In retaliation, the government harshly persecuted, ostracized and isolated the dissidents who had signed the Charter 77. Many, including Havel himself, were arrested and jailed indiscriminately for long periods of time, interrogated (as Patocka was), followed, put on trial or held in detention by the police, or sentenced to hard labor. Others were dismissed from their current jobs and forced to work at low-paying jobs, denied educational opportunities for their children, exiled, had their driver's license suspended, or lost their citizenship. All this was on the grounds that the document was "antistate, antisocialist, and demagogic, abusive." Some of those who signed were maligned as "traitors and renegades", "loyal servant and agent of imperialism," "bankrupt politician" and "international adventurer."
These reactions by the government against signers eventually resulted in the formation of the support group, the Committee for the Defense of the Unjustly Persecuted (VONS) in April of 1978.

Committee for the Defense of the Unjustly Persecuted

One of whose six cofounders was Vaclav Havel, VONS was a support group created in reaction to the persecution of dissident Charter 77 signers by the Czechoslovakian government, then a communist regime, in April 1978. It made known the fate of various signers, and document human rights violations by the government and persecution. Up to 1984, over 400 hundred cases were collected.

Civic Forum (CF):

Coalition of communist opposition groups, one of whose leaders was Vaclav Havel, in November of 1989, for the promotion of democratic change in Czechoslovakia before the toppling of the communist regime after the Velvet Revolution, which it partly orchestrated along with the Slovak group, Public Against Violence. Post-revolution, some of its members were freely elected to office for the new republic in May 1990, e.g. Havel as the first president.

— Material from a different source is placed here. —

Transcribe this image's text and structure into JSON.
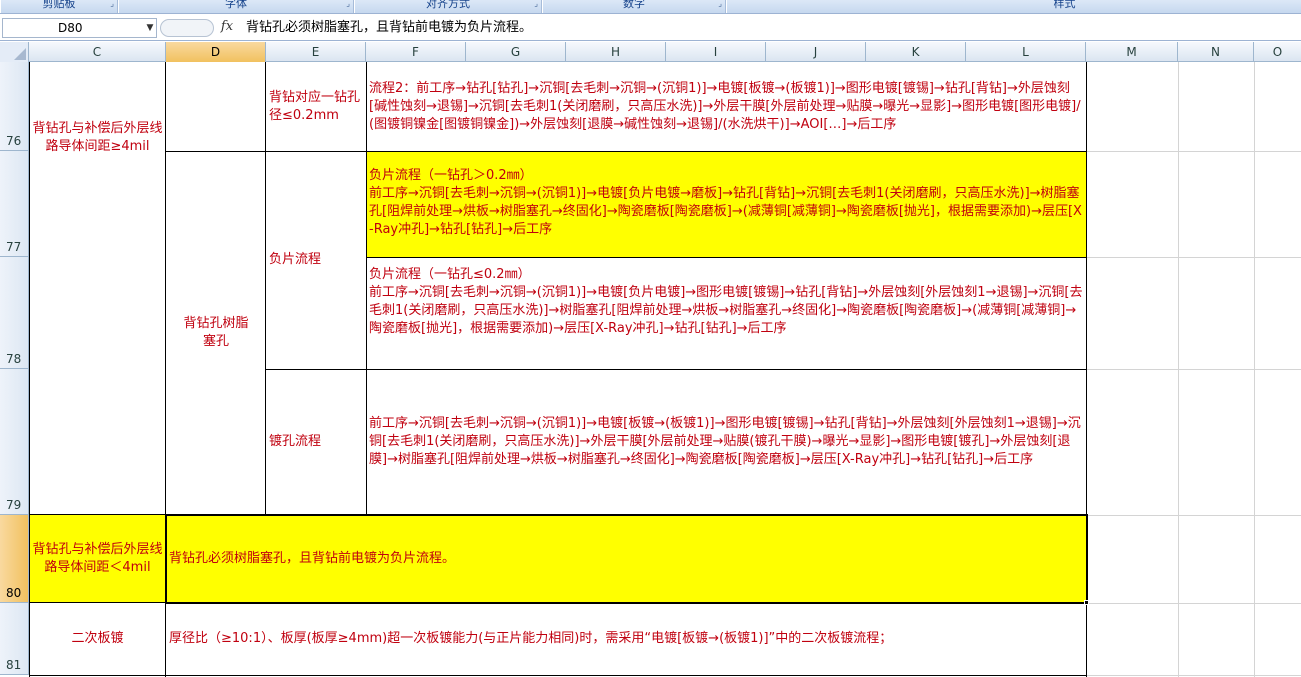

It financially supported the founding of the Civic Forum Foundation (a separate organization) in May 1990. This new group which has borrowed the name of the former pursues strictly non-political, non-profit charitable projects in Czechoslovakia seeking the rejuvenation of the ideals of the original Civic Forum, as well as, more recently, the revival and preservation of the culture heritage of the Czech republic.